McDonald, who the Rams hope can be as good as his father Tim at the same position, has to improve in coverage if he's to be an asset in the secondary.
St. Louis did acquire journeyman Matt Giordano, an overachiever who has strung together a pretty decent NFL career for a one-year starter at Cal, but this isn't exactly the best way to close the gap on the Seahawks and 49ers in the NFC West.
Watching Eric Reid play his ball at LSU didn't indicate the makings of a superstar. In 39 games, he tallied only four interceptions and two forced fumbles.
In addition, his supporting cast on defense has always been so talented that Reid really never proved himself as a busy tackler.
So when the 49ers decided to move up in the first round to take him, it was a shocking revelation to say the least.
It's an understandable dilemma to have to let Dashon Goldson go for cap reasons.
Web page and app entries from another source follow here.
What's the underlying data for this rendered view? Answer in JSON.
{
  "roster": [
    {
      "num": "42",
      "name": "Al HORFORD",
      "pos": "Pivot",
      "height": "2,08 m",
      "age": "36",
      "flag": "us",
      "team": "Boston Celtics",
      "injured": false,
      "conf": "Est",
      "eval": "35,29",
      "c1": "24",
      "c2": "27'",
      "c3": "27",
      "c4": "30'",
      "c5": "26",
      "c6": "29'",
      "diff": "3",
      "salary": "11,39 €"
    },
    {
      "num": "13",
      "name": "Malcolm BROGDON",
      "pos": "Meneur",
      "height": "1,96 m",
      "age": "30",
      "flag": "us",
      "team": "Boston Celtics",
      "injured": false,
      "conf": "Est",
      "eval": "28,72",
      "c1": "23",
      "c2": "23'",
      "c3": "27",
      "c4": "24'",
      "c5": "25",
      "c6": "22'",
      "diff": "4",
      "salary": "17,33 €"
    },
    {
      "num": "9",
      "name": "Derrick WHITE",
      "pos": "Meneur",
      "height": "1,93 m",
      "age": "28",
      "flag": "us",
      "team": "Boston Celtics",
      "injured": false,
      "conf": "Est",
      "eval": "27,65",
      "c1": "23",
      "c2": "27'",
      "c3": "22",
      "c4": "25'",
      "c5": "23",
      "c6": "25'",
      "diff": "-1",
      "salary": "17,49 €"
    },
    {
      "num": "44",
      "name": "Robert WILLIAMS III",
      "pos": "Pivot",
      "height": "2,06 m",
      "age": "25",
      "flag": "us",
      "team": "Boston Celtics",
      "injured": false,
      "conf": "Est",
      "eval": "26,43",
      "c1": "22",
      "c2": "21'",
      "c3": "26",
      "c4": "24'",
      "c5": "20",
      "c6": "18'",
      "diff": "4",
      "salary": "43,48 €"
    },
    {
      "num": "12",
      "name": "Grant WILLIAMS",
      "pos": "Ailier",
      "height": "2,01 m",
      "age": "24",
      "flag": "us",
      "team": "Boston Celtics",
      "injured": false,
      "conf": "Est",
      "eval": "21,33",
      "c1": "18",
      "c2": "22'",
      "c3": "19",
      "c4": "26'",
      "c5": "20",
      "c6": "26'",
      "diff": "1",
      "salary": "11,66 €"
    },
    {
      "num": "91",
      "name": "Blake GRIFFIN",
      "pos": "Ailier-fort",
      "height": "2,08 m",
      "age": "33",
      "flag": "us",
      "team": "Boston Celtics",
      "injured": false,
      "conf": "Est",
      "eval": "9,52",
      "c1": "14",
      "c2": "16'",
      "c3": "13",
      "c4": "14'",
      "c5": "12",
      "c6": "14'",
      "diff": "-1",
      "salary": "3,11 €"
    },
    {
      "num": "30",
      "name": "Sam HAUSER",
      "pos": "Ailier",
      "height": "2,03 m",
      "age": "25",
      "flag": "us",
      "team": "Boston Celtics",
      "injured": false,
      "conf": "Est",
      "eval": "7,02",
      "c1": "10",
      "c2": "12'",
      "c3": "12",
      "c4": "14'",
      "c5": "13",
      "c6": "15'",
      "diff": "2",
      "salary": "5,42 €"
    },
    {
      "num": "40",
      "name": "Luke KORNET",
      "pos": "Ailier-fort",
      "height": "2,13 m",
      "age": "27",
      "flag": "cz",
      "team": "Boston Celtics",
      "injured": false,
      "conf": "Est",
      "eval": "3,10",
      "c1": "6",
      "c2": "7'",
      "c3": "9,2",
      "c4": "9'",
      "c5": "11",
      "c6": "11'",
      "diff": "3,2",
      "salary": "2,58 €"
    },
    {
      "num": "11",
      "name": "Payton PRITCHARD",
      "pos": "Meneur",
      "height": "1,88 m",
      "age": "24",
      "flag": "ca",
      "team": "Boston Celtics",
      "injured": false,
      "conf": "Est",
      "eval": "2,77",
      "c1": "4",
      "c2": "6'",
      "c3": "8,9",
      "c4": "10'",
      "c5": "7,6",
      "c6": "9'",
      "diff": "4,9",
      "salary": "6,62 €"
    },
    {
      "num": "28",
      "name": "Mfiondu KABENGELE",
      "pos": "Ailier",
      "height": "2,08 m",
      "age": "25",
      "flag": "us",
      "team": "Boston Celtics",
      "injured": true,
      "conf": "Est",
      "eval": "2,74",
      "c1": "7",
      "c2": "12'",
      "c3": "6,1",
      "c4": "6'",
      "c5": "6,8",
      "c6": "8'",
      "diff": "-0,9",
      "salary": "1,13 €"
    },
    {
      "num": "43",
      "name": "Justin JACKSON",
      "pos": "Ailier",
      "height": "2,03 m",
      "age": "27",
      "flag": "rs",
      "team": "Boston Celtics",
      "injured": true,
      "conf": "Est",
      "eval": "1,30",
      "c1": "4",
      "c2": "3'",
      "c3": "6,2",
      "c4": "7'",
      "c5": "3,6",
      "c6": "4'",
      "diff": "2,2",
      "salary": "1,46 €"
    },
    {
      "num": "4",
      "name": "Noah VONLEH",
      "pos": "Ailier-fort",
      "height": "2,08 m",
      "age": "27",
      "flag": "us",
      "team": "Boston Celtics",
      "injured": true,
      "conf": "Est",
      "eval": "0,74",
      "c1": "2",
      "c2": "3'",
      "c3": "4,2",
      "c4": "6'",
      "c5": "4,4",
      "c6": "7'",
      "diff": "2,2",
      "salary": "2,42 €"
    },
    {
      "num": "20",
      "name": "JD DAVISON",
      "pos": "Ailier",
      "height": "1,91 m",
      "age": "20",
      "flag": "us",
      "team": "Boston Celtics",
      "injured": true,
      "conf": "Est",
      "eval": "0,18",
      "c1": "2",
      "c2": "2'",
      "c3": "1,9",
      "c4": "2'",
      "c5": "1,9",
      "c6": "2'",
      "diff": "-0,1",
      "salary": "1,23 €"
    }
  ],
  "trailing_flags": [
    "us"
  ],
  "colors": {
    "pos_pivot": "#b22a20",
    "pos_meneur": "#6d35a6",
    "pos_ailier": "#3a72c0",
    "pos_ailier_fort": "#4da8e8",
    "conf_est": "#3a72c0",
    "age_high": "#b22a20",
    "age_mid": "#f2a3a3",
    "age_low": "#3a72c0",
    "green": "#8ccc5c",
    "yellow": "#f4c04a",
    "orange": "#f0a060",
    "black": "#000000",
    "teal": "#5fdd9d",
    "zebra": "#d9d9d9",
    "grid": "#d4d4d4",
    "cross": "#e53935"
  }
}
Retaining his Pro Bowl-caliber services simply became far too costly, but they should have tried harder to work something out with 16-year pro and future Hall of Famer Charles Woodson.
The playmaking ability and veteran leadership Woodson could have brought to the 49ers defense would have been enormous. He has always been a willing tackler and has never lost his passion for the game.
Even if the 49ers still elected to draft Reid in the first round, he would have benefited greatly from Woodson's experience.
Adding the former Heisman Trophy winner to the 49ers' secondary would have come with little-to-no downside and been a positive addition in the locker room. It would have also helped in the wake of Chris Culliver's knee injury.
Now San Francisco is forced to pin its hopes on a rookie who has never been more than a solid collegiate player with massive potential.
Will he be ready for the intensity of the NFL?
Unless you consider not implementing some form of team intervention for PEDs as their biggest regret, the next logical choice here is Percy Harvin's massive free-agent contract.
According to spotrac.com, Seattle signed Harvin to a six-year, $67 million contract in the hopes of surpassing the 49ers in an epic arms race for NFC West supremacy. Nearly $5 million of that contract is set to count against this year's cap.
Unfortunately, Harvin will likely miss the entire season after requiring hip surgery.
This means the Seahawks will be paying Harvin to sit at home and rehab while the team continues on towards the ultimate prize: a Super Bowl championship.
If you think $5 million is a steep price to pay for a receiver who has only finished a 16-game season once in four years and never had a 1,000-yard season, well, you're going to hate to hear that he will count for over $13 million on next year's cap alone.
Maybe the prevailing thought here suggests he is a big-time playmaker.
Although I don't deny this to an extent, it should be noted that Harvin has never had more than nine all-purpose touchdowns in any given season as a pro. That includes receiving, rushing and kick returns.